Ogilvie Syndrome

Symptoms, Doctors, Treatments, Research & More

Condition 101

What is the definition of Ogilvie Syndrome?

Ogilvie syndrome is a rare condition that affects the large intestines (colon). Although the signs and symptoms mimic those of an intestinal blockage, there is no physical obstruction. Instead, the symptoms are due to nerve or muscle problems that affect peristalsis (the involuntary, rhythmic muscular contractions that move food, fluid, and air through the intestines). In people affected by Ogilvie syndrome, the symptoms come on suddenly and may include abdominal pain, nausea, vomiting, abdominal distention (swelling), constipation, and/or diarrhea. If untreated, the condition can cause malnutrition, bacterial overgrowth in the intestines, and weight loss. The underlying cause of Ogilvie syndrome is poorly understood. However, it usually occurs in adults when the colon becomes enlarged after surgery, illness or injury. Treatment options for Ogilvie syndrome include supportive therapy that addresses associated symptoms, medications, decompression (a procedure that reduces pressure within the colon) and surgery.

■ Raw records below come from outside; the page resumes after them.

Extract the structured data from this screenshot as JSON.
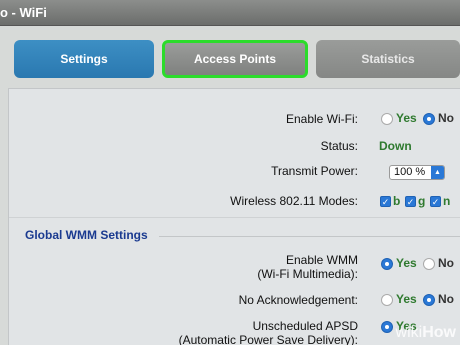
{
  "window": {
    "title": "o - WiFi"
  },
  "tabs": [
    {
      "label": "Settings",
      "state": "inactive"
    },
    {
      "label": "Access Points",
      "state": "highlighted"
    },
    {
      "label": "Statistics",
      "state": "disabled"
    }
  ],
  "settings": {
    "enable_wifi": {
      "label": "Enable Wi-Fi:",
      "yes": "Yes",
      "no": "No",
      "selected": "No"
    },
    "status": {
      "label": "Status:",
      "value": "Down"
    },
    "transmit_power": {
      "label": "Transmit Power:",
      "value": "100 %"
    },
    "wireless_modes": {
      "label": "Wireless 802.11 Modes:",
      "options": [
        "b",
        "g",
        "n"
      ],
      "checked": [
        "b",
        "g",
        "n"
      ]
    }
  },
  "wmm": {
    "section_title": "Global WMM Settings",
    "enable_wmm": {
      "label_line1": "Enable WMM",
      "label_line2": "(Wi-Fi Multimedia):",
      "yes": "Yes",
      "no": "No",
      "selected": "Yes"
    },
    "no_ack": {
      "label": "No Acknowledgement:",
      "yes": "Yes",
      "no": "No",
      "selected": "No"
    },
    "apsd": {
      "label_line1": "Unscheduled APSD",
      "label_line2": "(Automatic Power Save Delivery):",
      "yes": "Yes",
      "selected": "Yes"
    }
  },
  "colors": {
    "accent_blue": "#2a78d6",
    "highlight_green": "#2bdc2b",
    "value_green": "#2f7a2f",
    "section_blue": "#1a3a90"
  },
  "watermark": {
    "prefix": "wiki",
    "suffix": "How"
  }
}
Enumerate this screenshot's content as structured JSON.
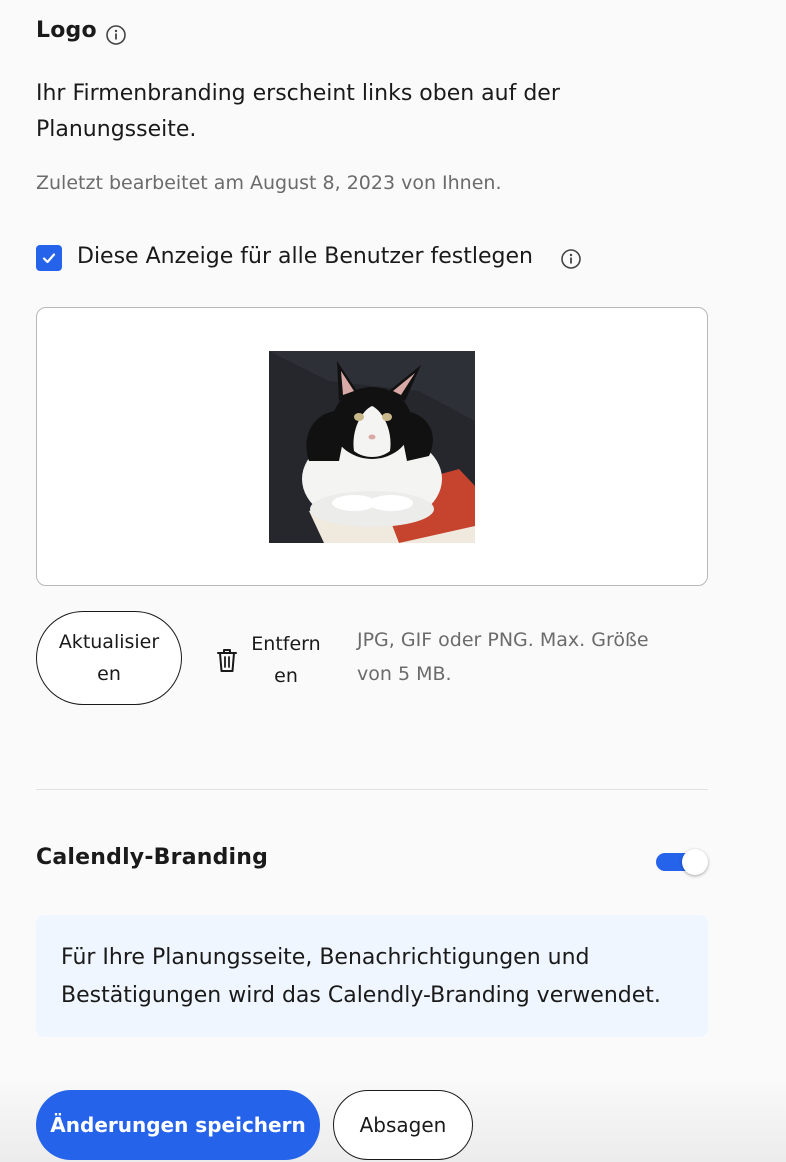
{
  "logo_section": {
    "title": "Logo",
    "description": "Ihr Firmenbranding erscheint links oben auf der Planungsseite.",
    "last_edited": "Zuletzt bearbeitet am August 8, 2023 von Ihnen.",
    "checkbox_label": "Diese Anzeige für alle Benutzer festlegen",
    "checkbox_checked": true,
    "update_button": "Aktualisieren",
    "remove_button": "Entfernen",
    "file_hint": "JPG, GIF oder PNG. Max. Größe von 5 MB."
  },
  "branding_section": {
    "title": "Calendly-Branding",
    "toggle_on": true,
    "info_text": "Für Ihre Planungsseite, Benachrichtigungen und Bestätigungen wird das Calendly-Branding verwendet."
  },
  "footer": {
    "save_button": "Änderungen speichern",
    "cancel_button": "Absagen"
  },
  "colors": {
    "accent": "#2563eb",
    "info_bg": "#f0f6ff"
  },
  "icons": [
    "info-icon",
    "check-icon",
    "trash-icon"
  ]
}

What are the alternative names for Ogilvie Syndrome?

  • Ogilvie's syndrome
  • Acute colonic ileus
  • Acute colonic pseudo-obstruction
  • ACPO

Latest Research

Latest Advance
Study
  • Condition: Proximal Acute Colonic Pseudo-Obstruction and Related Symptoms
  • Journal: Diseases of the colon and rectum
  • Treatment Used: Colonic Decompression
  • Number of Patients: 144
  • Published —
This study compared the effectiveness of colonic decompression with standard medical therapy (supportive and pharmacologic therapy) to standard medical therapy alone in the treatment of acute colonic pseudo-obstruction.
Latest Advance
Study
  • Condition: Acute Colonic Pseudo-Obstruction (Ogilvie's Syndrome)
  • Journal: ANZ journal of surgery
  • Treatment Used: Subcutaneous Neostigmine
  • Number of Patients: 30
  • Published —
This study assessed the safety of subcutaneous neostigmine in patients with acute colonic pseudo-obstruction (Ogilvie's syndrome).

Clinical Trials

Clinical Trial
Procedure
  • Status: Not yet recruiting
  • Study Type: Procedure
  • Participants: 25
  • Start Date: January 1, 2021
Epidural Blockade for Ogilvie's Syndrome: A Prospective Pilot Study